A Conversation with Michael Clark
The jury is back in on what kinds of approaches can help reduce crime, make our communities safer, and build better lives along the way. Newly published findings report that 45% of all state prison admissions in the United States are due to violations of probation or parole—by way of new offenses or technical violations. Community corrections has become a paradox, not only failing in its mission to divert and remediate, but making matters worse. This commentary focuses on the direct practice of probation and parole officers, as they exert much influence on decisions to punish. It identifies groups that willfully contribute to this “prison pipeline.” This conversation focuses on how empowering risk-need-responsivity approaches with Motivational Interviewing, ending with a discussion of the benefits that caused Motivational Interviewing to be deemed a good fit for community corrections.
Director, Center for Strength- Based Strategies

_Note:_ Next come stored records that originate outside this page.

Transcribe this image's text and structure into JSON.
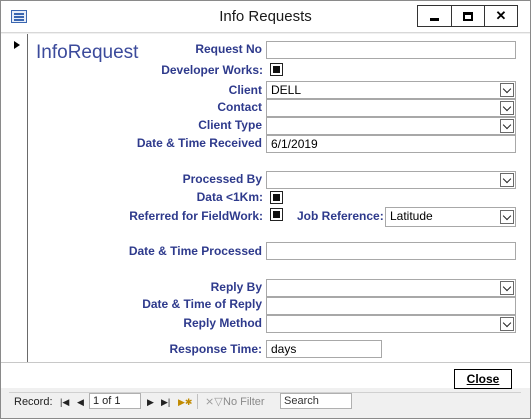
{
  "window": {
    "title": "Info Requests"
  },
  "form": {
    "title": "InfoRequest",
    "fields": {
      "request_no": {
        "label": "Request No",
        "value": ""
      },
      "developer_works": {
        "label": "Developer Works:",
        "checked": true
      },
      "client": {
        "label": "Client",
        "value": "DELL"
      },
      "contact": {
        "label": "Contact",
        "value": ""
      },
      "client_type": {
        "label": "Client Type",
        "value": ""
      },
      "date_received": {
        "label": "Date & Time Received",
        "value": "6/1/2019"
      },
      "processed_by": {
        "label": "Processed By",
        "value": ""
      },
      "data_1km": {
        "label": "Data <1Km:",
        "checked": true
      },
      "referred_fieldwork": {
        "label": "Referred for FieldWork:",
        "checked": true
      },
      "job_reference": {
        "label": "Job Reference:",
        "value": "Latitude"
      },
      "date_processed": {
        "label": "Date & Time Processed",
        "value": ""
      },
      "reply_by": {
        "label": "Reply By",
        "value": ""
      },
      "date_reply": {
        "label": "Date & Time of Reply",
        "value": ""
      },
      "reply_method": {
        "label": "Reply Method",
        "value": ""
      },
      "response_time": {
        "label": "Response Time:",
        "value": "days"
      }
    },
    "close_label": "Close"
  },
  "navbar": {
    "record_label": "Record:",
    "record_value": "1 of 1",
    "filter_label": "No Filter",
    "search_placeholder": "Search"
  }
}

Michael D. Clark, MSW, has served as a probation officer and magistrate in Lansing, Michigan. He is a member of the Motivational Interviewing Network of Trainers (MINT) and is the director of the Center for Strength- Based Strategies, a technical assistance group that offers training in Motivational Interviewing to the corrections, addictions, and mental health disciplines. Mr. Clark has recently served as a contractual consultant to the United Nations Office on Drugs and Crime in Vienna, Austria, and is coauthor of the book Motivational Interviewing with Offenders: Engagement, Rehabilitation, and Reentry, published in 2017 by Guilford Press.